🔮 One of the many throughlines in this list is the lessons we can learn from one another — and this might be its purest representation. How might a future that reclaims intergenerational dialogue as an integral practice change for the better? We’re eager to be part of finding out.
#10 / In a new age of experimentation and exploration, the emphasis shifts from product to process.
by Joe Carpita | @joecarpita
Hustle culture is being rejected across demographics, younger generations are rethinking the standard path, and anti-ambition is on the rise (you know, you already read Resolution #3). So it’s clear that the relationship between labor, effort, and outcome aren’t as linear as we once thought. And with this year’s seismic public releases of generative AI tools like ChatGPT, Dall-E, and Midjourney, we’re starting to ask ourselves what the act of producing really means — and where the value, the human value, really lies. Is it art, if you didn’t paint it with a brush? Can we value prompts and sparring for their craft, just as we value physical production? What’s overlooked in many of these debates is just how public process has been made. With Midjourney, prompting is public — putting errors, learnings, and community collaboration on display right alongside its stunning visual outputs.
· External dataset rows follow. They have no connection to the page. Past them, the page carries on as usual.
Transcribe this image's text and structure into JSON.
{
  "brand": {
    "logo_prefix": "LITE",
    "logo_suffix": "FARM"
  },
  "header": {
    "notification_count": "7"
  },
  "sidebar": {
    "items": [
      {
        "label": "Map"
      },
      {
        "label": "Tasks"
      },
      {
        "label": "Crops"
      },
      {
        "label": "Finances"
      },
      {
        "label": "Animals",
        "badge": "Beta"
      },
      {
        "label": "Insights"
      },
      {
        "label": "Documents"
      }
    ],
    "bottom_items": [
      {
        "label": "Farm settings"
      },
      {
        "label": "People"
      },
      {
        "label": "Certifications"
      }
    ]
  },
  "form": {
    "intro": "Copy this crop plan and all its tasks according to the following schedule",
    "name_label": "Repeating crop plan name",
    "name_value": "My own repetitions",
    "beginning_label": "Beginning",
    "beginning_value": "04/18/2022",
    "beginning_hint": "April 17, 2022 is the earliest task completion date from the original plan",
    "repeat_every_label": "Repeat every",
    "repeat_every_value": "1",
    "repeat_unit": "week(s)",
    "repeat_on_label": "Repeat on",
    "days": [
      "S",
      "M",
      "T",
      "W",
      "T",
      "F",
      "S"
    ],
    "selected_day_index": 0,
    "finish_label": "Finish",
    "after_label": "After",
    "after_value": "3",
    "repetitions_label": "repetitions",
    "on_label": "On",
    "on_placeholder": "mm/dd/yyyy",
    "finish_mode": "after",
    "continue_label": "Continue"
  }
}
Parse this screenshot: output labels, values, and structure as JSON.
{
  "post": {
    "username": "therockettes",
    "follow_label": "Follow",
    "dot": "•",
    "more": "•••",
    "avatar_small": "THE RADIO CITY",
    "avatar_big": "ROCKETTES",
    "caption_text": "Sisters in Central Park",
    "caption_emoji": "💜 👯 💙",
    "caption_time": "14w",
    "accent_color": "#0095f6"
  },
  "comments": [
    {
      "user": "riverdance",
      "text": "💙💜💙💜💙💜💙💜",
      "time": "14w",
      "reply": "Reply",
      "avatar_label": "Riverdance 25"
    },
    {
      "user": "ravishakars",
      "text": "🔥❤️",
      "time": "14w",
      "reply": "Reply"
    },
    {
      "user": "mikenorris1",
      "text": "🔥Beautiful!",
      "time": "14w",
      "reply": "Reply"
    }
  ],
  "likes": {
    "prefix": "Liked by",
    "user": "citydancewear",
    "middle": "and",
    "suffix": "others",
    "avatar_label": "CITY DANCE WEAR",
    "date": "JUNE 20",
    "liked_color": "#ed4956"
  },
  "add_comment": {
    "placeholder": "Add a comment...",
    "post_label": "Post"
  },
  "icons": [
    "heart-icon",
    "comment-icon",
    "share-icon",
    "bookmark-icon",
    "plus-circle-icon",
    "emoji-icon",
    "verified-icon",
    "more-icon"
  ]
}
And we’re watching the same play out with ChatGPT. Each day, more and more people are sharing their journeys with the AI, exploring, learning, and showcasing their progress in real-time, tweet by tweet. In both instances, it’s evident that we’re learning to see these bots as partners in our process — not proxies or substitutes. As AI reshapes us from mules to centaurs, and as we really come to discern what magic humanity brings to the table, we’re watching priorities refocus around the journey, not the destination. And that shift is resonant beyond the bots. From the web3 ethos of working in public and the return of blog-style content, to the glorification of repair and maintenance in lieu of the shiny and new, there’s something special in recapturing the live wonder of work underway.